"Gemba" and "kaizen" are Japanese words; the former means “real place” and the latter means “improvement” or “change for the better." Kaizen practices focus on continuous improvement in specific business areas like manufacturing, business processes, management and engineering. Combining the two words in the business context means that gemba is where the real, value-adding activities of improvement take place. Gemba kaizen consists of three approaches: management-oriented kaizen, group-oriented kaizen and individual kaizen.
The first gemba kaizen principle is identifying the problem; wherever a problem arises, there is room for improvement. Once identified, everyone concerned works toward a suitable solution, and after brainstorming, you choose the best solution to implement. Identifying the problem and working toward a solution should make the job easier, eliminate wasteful activities, boost safety and productivity and improve the quality of the product.

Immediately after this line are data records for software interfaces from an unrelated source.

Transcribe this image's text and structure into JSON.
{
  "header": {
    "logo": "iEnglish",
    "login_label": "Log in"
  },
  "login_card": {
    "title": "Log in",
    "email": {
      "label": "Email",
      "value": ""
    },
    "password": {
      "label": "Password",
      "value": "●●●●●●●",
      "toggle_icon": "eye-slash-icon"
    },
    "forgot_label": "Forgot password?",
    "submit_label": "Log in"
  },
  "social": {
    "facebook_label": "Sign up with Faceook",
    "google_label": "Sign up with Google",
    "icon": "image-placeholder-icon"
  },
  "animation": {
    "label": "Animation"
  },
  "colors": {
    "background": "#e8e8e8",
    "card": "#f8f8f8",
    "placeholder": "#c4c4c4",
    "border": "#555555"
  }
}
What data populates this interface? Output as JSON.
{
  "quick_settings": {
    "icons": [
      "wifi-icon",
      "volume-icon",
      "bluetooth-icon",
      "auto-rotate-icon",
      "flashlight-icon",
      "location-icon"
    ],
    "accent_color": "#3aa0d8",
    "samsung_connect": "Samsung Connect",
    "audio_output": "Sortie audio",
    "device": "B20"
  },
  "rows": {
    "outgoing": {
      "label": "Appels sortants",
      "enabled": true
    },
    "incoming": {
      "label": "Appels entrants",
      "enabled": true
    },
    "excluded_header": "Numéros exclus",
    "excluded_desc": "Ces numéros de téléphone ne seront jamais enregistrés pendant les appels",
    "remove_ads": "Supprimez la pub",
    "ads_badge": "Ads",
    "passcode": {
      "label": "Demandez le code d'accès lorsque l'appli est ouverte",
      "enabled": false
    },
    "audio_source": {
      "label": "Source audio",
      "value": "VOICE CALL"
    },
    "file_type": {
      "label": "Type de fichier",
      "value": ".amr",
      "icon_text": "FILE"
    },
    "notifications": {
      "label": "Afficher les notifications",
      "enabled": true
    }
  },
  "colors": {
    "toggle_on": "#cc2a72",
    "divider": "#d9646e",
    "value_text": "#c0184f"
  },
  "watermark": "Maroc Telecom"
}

In order to make improvements in business operations, processes have to be measured. Only with precise standards for each worker, process and machine is change for the better be possible, and the gemba kaizen philosophy is to challenge prevailing standards and replace them with newer and better standards constantly, for continuous improvement. The kaizen principle is based on the fact that small improvements lead to larger rewards for an organization.
Start With the Easiest Changes
After identifying the problem, participants divide it into smaller components that can have individual solutions, starting with the easiest changes to implement. Making small changes increases the possibility of success, at a fairly quick pace. Once the first phase of project change is successful, it is easier and more inspiring to move on to the next, bigger change. Another aspect of this kaizen principle is to work on one area of change at a time, for however long it takes to implement the change. The primary aim should be to make changes that are long-lasting and sustainable.
Kaizen principles in lean manufacturing prepare the groundwork for every employee within an organization to take part in the decision-making process. Trusting in employees to determine improvements that will be best suited to a system is vital for change. The employees doing the work know best how to carry it out, so they are in a good position to innovate to improve the system. When ideas originate with the workers themselves, resistance to change is eliminated when a new process is implemented.
Devon Willis started writing in 2002. He has worked for publication houses like Edward Elgar Publishing and Nelson Thornes in Gloucestershire, England. He has a B.A. in journalism and a M.A. in mass communication from the University of Gloucestershire and London Metropolitan University, respectively.